WHAT IS NEEDED: Copy out, from the entries below, each line holding the string "playback".

(Dataset rows for apps and sites)
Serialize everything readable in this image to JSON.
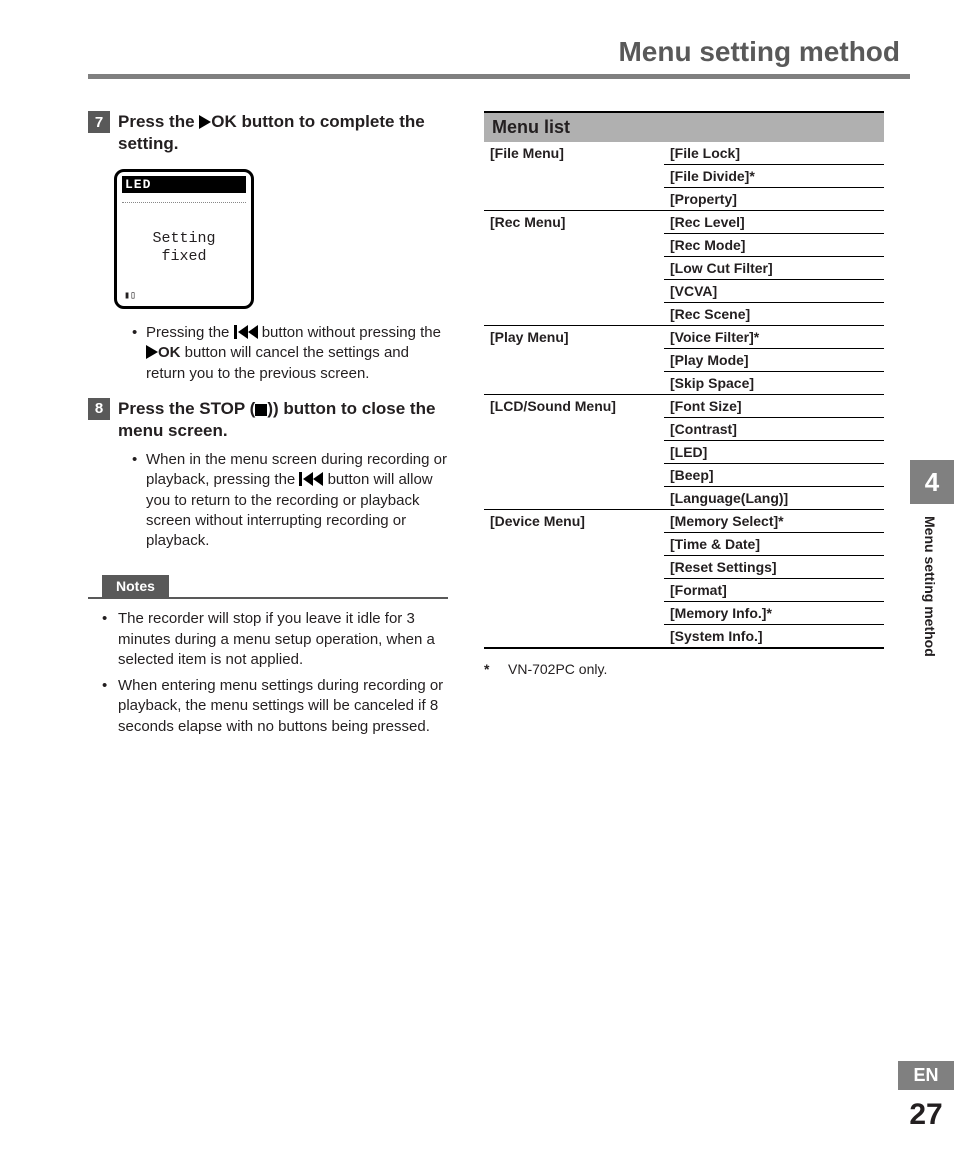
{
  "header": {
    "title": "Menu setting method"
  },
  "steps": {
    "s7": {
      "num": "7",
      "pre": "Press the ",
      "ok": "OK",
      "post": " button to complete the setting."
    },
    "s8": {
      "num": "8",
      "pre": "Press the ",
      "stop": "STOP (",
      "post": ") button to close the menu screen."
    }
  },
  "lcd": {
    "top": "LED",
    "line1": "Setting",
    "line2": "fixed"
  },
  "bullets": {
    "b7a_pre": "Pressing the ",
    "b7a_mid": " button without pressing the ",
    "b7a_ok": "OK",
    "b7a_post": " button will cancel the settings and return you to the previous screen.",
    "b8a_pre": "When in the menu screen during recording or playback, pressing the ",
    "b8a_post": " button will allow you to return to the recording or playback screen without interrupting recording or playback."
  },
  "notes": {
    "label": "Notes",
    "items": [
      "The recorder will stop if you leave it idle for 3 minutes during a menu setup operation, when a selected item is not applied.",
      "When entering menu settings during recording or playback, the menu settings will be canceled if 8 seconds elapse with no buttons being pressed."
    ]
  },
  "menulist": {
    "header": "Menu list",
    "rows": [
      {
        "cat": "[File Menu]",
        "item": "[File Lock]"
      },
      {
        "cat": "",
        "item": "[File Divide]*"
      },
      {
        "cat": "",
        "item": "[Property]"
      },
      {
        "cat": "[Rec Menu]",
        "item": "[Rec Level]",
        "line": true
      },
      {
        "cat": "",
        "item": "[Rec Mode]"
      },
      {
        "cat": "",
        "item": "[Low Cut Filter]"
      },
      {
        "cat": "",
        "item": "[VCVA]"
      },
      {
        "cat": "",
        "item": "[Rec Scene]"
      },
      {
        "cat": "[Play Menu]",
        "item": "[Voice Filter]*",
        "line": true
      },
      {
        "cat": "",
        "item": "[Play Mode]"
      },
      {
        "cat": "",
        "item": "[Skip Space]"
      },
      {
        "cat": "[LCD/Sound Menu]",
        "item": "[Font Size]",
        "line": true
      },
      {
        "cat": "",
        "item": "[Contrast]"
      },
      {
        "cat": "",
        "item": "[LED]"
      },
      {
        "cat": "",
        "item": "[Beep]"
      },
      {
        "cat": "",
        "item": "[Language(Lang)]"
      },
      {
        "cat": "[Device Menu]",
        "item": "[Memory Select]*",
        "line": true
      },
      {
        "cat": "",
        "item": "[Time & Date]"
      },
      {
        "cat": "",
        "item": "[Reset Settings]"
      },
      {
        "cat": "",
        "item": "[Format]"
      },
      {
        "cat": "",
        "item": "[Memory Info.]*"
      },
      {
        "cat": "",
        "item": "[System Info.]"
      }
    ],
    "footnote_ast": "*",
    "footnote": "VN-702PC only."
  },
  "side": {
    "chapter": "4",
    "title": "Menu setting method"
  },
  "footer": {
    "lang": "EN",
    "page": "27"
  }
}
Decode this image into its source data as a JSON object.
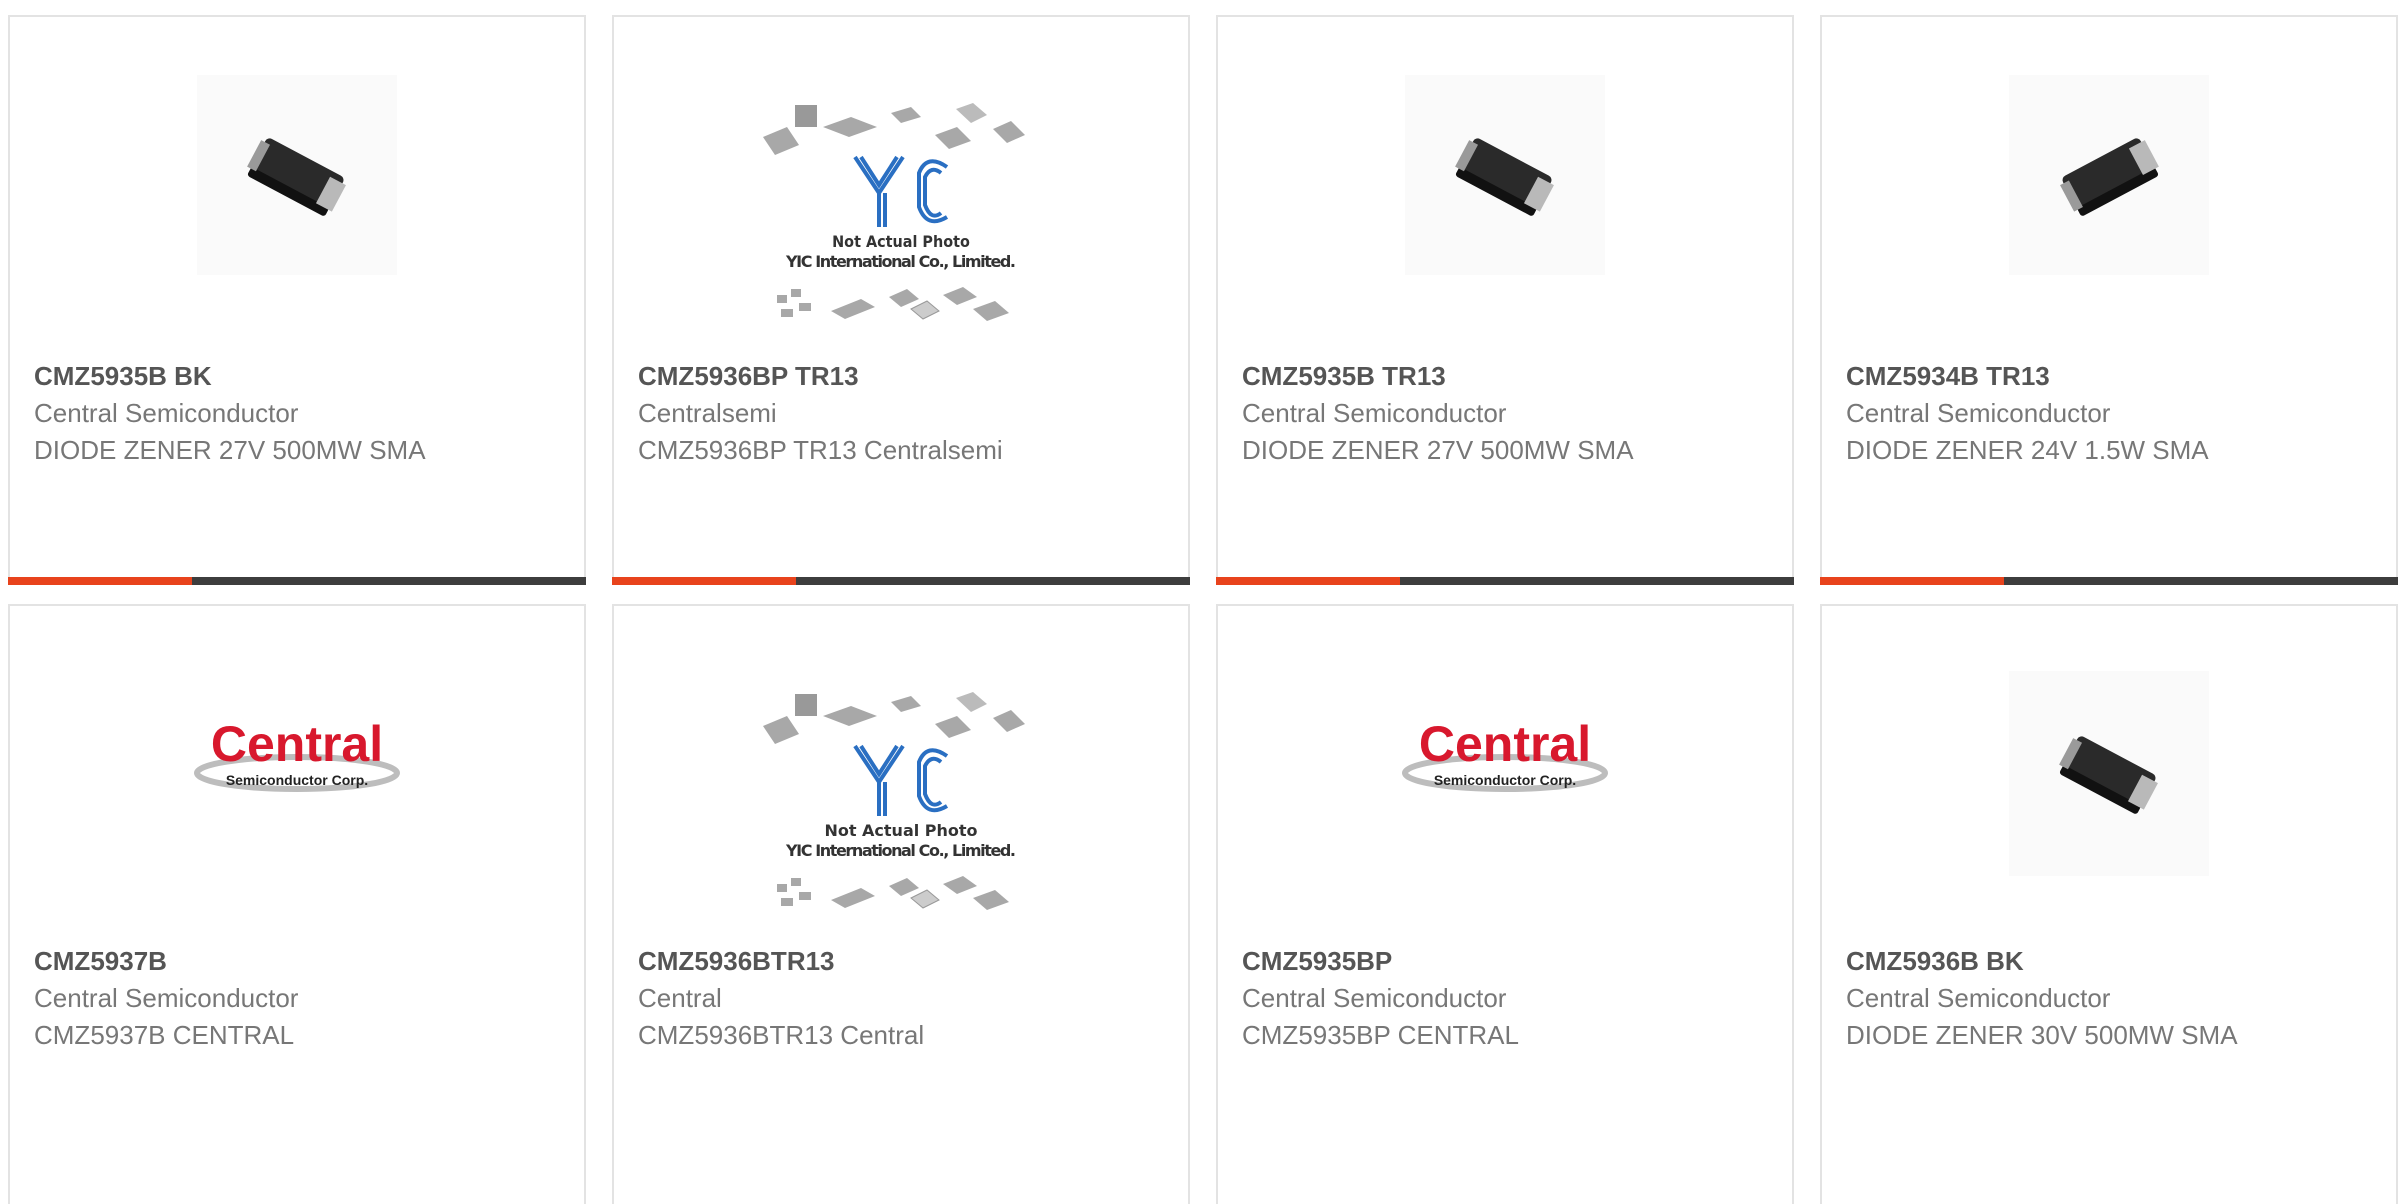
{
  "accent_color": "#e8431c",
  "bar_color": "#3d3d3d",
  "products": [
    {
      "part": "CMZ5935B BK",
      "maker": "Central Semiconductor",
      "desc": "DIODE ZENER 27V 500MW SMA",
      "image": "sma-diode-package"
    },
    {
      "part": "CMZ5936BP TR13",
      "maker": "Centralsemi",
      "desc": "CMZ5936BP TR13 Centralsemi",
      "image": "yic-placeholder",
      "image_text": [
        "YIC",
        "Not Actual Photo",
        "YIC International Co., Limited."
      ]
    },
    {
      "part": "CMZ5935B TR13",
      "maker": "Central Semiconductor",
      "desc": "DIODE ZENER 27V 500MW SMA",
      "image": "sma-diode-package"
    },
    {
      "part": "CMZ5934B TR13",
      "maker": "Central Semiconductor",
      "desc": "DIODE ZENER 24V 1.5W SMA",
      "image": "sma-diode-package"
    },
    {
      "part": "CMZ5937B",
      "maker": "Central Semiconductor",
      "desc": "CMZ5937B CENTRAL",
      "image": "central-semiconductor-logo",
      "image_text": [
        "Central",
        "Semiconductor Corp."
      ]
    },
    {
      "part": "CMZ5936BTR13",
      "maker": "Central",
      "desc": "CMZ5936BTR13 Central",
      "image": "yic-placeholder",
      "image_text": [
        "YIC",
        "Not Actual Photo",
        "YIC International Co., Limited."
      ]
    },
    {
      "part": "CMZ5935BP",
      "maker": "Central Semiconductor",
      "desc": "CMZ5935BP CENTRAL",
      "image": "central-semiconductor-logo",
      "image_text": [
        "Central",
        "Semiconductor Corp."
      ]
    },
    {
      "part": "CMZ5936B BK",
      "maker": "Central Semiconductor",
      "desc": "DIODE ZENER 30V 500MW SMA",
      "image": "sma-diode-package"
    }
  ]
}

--

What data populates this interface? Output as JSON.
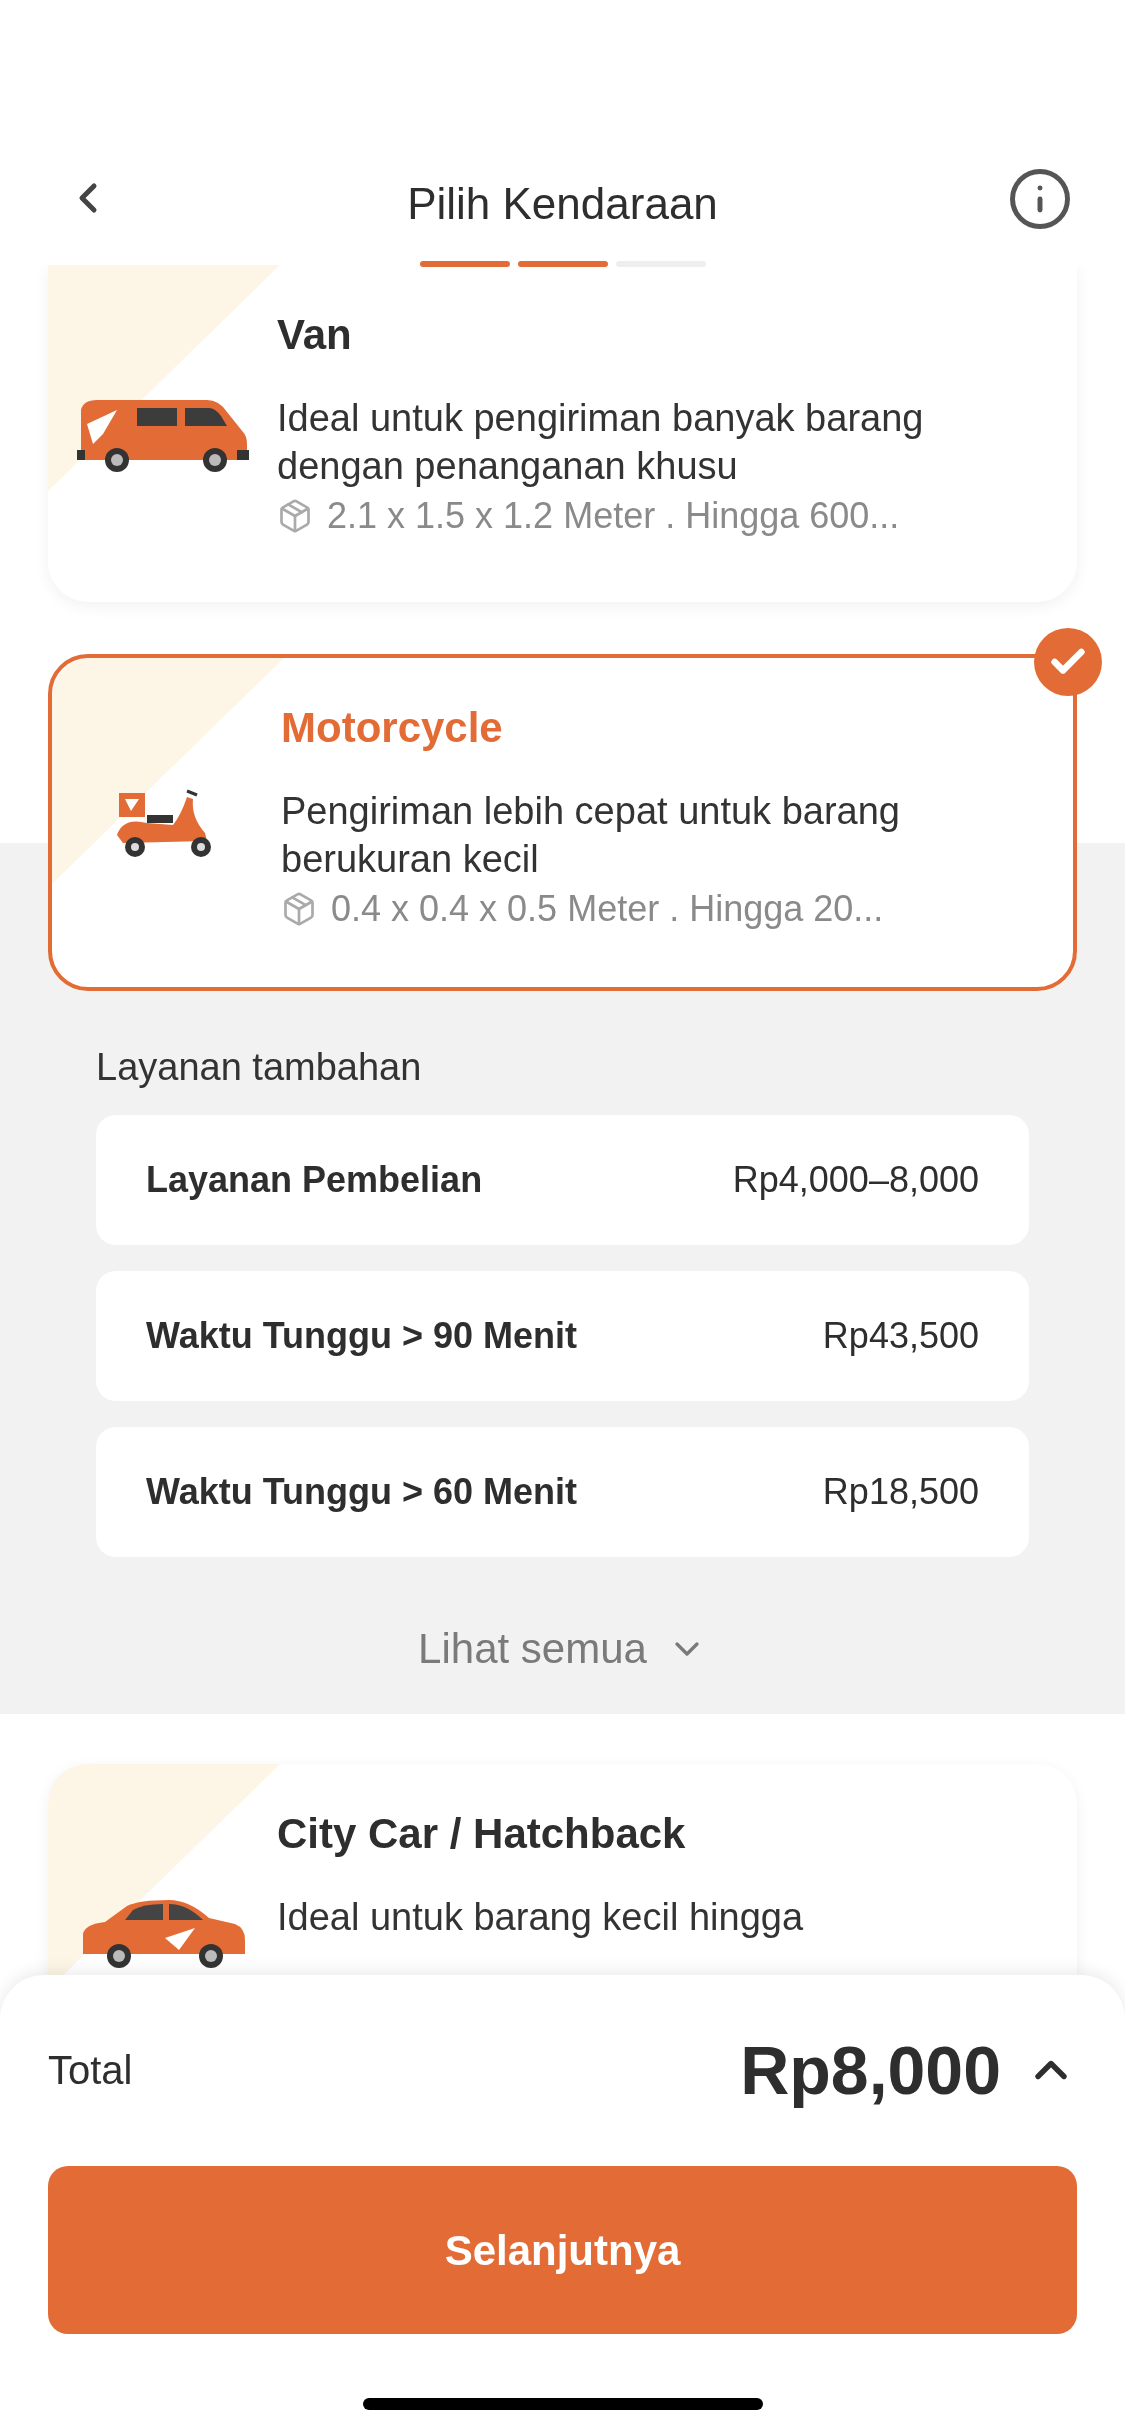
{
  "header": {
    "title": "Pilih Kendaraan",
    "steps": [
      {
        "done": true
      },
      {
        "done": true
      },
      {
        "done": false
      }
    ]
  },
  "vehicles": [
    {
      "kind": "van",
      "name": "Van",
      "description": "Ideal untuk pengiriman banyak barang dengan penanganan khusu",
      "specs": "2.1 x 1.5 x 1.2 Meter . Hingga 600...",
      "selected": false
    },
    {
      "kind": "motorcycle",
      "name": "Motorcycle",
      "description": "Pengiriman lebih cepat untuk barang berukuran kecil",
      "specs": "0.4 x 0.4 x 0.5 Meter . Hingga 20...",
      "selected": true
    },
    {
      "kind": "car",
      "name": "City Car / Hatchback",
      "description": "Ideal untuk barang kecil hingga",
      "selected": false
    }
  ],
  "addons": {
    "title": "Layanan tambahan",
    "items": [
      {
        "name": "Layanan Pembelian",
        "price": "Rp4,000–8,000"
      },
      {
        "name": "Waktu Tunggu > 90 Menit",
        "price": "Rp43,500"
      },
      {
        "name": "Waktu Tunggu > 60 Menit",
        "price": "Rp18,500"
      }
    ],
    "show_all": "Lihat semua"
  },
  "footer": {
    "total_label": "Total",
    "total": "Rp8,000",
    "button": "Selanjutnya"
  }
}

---

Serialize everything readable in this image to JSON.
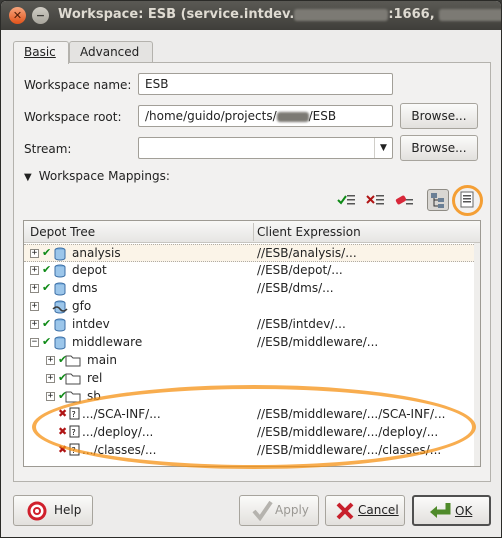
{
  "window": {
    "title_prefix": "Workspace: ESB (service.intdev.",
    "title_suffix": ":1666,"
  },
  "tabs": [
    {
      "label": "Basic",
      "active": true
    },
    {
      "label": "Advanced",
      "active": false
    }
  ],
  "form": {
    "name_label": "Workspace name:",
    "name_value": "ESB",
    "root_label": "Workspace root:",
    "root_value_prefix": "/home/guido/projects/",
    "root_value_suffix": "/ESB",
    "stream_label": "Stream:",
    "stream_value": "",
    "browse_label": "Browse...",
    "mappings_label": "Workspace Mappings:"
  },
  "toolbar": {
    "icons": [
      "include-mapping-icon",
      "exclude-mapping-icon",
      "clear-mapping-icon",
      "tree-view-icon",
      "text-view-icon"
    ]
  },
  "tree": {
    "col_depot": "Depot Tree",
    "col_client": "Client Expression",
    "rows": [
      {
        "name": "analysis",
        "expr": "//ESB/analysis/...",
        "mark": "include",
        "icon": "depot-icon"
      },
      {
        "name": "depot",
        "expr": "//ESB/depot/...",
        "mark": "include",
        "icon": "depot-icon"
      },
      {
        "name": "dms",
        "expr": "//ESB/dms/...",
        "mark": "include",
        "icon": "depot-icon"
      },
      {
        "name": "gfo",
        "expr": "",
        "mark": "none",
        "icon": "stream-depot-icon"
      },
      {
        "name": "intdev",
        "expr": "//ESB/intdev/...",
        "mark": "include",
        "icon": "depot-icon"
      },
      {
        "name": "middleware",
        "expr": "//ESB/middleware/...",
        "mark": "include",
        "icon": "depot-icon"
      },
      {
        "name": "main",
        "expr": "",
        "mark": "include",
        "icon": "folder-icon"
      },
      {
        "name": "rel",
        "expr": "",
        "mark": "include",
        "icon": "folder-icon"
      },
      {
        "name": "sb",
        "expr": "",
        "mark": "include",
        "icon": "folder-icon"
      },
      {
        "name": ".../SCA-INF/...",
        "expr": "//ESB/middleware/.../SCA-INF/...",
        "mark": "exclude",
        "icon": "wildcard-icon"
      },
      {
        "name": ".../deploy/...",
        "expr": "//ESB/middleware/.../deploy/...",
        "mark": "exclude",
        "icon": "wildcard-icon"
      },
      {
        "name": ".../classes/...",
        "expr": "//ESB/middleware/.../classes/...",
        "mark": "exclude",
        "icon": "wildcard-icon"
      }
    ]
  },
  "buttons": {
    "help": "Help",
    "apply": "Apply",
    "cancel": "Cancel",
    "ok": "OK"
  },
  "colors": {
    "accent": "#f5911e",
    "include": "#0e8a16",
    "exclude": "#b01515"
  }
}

TASK RESULT:
    "b8a_pre": "When in the menu screen during recording or playback, pressing the ",
    "b8a_post": " button will allow you to return to the recording or playback screen without interrupting recording or playback."
      "When entering menu settings during recording or playback, the menu settings will be canceled if 8 seconds elapse with no buttons being pressed."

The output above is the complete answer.